The media, including social media, can be major allies in educating and raising awareness. They must not perpetuate stereotypes and gender inequalities or appear to condone violence against women. With today’s media reporting on acts of violence against women around the world, more and more people are becoming outraged by these crimes and calling for an end to impunity.
Achieving gender equality and ending violence against women is the responsibility of both men and women. The potential is there, and men are part and parcel of the solution; they should take an active part in the debate and stand up for women’s rights. The silent majority of non-violent men must speak out now and assume their responsibilities alongside women.
Women’s voices must also be heard. Women in leadership positions have the power to take specific action in response to the interests of and challenges faced by other women whose voices are not being heard or taken into account. However, women are still poorly represented in leadership positions and their presence in decision-making bodies must be increased; to that end, the adoption of temporary special measures should be considered.
Effective change requires both a strong institutional framework and national bodies with the power to take action. We must build our parliaments’ capacity to put an end to violence against women and to achieve gender equality. Implementation of the IPU Plan of Action for Gender-sensitive Parliaments should serve as a reference as we introduce reforms and strengthen our institutions.

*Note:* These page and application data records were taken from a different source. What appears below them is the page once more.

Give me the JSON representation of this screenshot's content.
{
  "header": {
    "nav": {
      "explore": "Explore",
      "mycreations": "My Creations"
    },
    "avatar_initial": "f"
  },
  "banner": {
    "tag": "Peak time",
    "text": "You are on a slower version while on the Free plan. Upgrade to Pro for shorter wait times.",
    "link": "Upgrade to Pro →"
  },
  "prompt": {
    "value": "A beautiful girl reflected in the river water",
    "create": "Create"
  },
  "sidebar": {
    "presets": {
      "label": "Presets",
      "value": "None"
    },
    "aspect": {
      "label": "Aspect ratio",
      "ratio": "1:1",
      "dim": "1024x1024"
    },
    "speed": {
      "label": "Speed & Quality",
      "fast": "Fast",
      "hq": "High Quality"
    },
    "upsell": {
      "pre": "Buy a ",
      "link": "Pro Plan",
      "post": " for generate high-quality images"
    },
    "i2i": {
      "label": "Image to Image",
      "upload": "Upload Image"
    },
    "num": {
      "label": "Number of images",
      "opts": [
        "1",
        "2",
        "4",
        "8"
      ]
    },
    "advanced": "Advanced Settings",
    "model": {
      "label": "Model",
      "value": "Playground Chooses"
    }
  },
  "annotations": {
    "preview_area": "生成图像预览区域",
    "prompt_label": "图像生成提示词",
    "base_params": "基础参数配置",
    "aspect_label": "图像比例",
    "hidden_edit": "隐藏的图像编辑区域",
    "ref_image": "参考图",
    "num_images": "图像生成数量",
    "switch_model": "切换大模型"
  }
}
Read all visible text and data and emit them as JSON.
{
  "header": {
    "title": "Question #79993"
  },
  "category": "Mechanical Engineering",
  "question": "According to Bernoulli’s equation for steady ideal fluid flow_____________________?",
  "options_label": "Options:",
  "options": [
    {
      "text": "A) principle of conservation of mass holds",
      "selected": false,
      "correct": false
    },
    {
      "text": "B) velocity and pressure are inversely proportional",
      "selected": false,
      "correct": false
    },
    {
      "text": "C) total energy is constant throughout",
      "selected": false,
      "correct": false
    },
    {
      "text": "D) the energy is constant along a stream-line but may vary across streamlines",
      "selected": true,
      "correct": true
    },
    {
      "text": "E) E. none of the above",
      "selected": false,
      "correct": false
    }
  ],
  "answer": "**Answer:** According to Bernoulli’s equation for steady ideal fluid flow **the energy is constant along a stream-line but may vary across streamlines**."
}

In 2015, we will turn the page on the Millennium Development Goals and celebrate the twentieth anniversary of the Beijing Platform for Action. The period 2015 to 2030 must be the final battle in the centuries-old fight for gender equality, and we must meet the challenge. As members of parliament, we vow to make that goal a reality.